In its complaint, the company stated that Parler's removal from Amazon Web Services would "kill Parler's business at the very time it is set to skyrocket."
The lawsuit related that conservative users began to leave Twitter in favor of Parler following the former's announcement of permanently banning President Donald Trump from its platform. The exodus made Parler the top downloaded free app from Apple's App Store just before it was removed.
Parler markets itself as a free speech and unbiased alternative to Twitter and Facebook, making it popular to those banned from or opposing the moderation policies of mainstream social networks. (Related: Reddit starts banning users for their upvotes.)
Amazon's decision is believed to be rooted in the growing concerns that Parler's presence on the web could endanger public safety. Google and Apple also determined that Parler's minimal moderation enables violent and harmful messages to spread freely across the site.
Before going offline, Parler found itself in the middle of another mess.
Twitter user @donk-enby used a flaw in the Parler iOS app to access and obtain content from the platform. In a tweet, @donk-enby said materials that are publicly available on Parler via the web were archived. The hacker later clarified that email addresses, phone numbers and financial information were not collected, unless they were deliberately posted by Parler users.
Apparently, the hacker wants to reconstruct the role the social media platform played in the Capitol riot. The hacker tweeted a link to every Parler post made on the day of the attack on Capitol Hill.
Rumors were quick to spread online. Users on Twitter and Reddit, as well as an article published by Russian state-backed RT.com said that more than 70 terabytes of data from Parler servers were accessed and archived. Some reports came out that personal information and even driver's licenses of users were leaked.
Those rumors are exactly just that – rumors. Parler CEO John Matze denied reports that their site has been hacked.
In a text message to The Epoch Times, Matze said the claim Parler was hacked or driver's licenses were obtained “is untrue,” adding that such claim is “viral misinformation spread on Twitter.”

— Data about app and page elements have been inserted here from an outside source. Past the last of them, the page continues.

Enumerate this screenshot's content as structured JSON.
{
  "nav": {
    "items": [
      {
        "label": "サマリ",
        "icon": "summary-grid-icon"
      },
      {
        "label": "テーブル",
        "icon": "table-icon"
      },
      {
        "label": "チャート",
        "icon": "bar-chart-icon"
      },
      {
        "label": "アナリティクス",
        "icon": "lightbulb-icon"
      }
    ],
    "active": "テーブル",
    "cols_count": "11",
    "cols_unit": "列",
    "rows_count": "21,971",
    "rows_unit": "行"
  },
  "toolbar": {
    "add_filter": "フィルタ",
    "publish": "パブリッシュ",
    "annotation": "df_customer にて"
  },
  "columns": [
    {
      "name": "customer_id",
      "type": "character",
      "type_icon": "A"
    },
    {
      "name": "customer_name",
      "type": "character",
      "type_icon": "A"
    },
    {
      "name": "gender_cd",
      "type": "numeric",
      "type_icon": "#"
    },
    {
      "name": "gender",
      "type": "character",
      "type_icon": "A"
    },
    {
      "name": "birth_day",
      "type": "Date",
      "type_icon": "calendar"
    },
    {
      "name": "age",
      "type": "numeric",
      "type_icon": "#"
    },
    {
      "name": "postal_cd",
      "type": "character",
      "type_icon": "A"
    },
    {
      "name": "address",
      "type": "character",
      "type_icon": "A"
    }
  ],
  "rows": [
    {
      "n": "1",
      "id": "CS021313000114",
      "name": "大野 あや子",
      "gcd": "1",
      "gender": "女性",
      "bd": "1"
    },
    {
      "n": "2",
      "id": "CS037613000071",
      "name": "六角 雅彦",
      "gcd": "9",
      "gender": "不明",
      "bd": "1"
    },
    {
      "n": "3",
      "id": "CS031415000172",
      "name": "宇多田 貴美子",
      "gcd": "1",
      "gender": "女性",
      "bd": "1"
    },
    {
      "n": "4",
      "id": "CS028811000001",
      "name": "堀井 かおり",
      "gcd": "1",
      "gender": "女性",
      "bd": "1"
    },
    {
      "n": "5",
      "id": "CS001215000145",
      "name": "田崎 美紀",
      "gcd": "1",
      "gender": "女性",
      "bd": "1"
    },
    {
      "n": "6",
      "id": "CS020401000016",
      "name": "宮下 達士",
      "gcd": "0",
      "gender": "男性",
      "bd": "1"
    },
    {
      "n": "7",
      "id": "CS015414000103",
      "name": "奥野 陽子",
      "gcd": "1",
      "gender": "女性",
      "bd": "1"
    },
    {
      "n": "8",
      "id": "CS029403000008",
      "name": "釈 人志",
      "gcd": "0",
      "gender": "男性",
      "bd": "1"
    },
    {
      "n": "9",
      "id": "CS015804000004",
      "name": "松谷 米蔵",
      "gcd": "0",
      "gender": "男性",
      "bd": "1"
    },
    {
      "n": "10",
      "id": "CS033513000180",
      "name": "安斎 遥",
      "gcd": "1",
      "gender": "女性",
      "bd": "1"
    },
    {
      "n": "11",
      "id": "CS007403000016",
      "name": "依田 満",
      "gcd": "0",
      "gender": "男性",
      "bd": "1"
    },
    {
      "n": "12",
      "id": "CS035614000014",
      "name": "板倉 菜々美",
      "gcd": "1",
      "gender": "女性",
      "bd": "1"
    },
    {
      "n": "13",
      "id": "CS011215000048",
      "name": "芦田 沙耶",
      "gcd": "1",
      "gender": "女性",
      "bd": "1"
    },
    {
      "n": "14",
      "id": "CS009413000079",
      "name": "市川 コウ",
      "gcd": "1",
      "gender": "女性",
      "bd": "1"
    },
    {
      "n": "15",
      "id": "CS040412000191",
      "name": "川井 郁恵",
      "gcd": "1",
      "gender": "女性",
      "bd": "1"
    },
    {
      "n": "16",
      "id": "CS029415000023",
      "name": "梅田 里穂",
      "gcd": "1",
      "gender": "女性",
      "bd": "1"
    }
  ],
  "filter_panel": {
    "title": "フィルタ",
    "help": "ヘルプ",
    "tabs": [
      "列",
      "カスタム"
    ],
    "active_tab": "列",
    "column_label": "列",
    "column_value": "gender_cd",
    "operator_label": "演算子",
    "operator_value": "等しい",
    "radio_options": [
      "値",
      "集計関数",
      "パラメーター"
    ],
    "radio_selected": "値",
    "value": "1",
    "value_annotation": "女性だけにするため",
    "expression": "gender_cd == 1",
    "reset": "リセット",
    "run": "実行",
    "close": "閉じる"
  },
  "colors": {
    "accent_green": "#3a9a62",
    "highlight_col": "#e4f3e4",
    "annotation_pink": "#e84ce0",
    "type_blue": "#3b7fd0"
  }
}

A Reddit group known as ParlerWatch pinned a post, saying that "the heavily upvoted description of the Parler hack is totally inaccurate."
The group's post said: "An inaccurate description of the Parler hack was posted here 8 hours ago, and has currently received nearly a thousand upvotes and numerous awards. Update: Now, 12 hours old, it has over 1300 upvotes. Unfortunately it's a completely inaccurate description of what went down. The post is confusing all the various security issues and mixing them up in a totally wrong way. The security researcher in question has confirmed that the description linked above was (nonsense)."
Another post of the group said: "The data were all publicly accessible files downloaded through an unsecured/public API by the Archive Team, there's no evidence at all someone was able to create administrator accounts or download the database."
Follow Censorship.news for more on Big Tech's efforts to silence conservative voices online.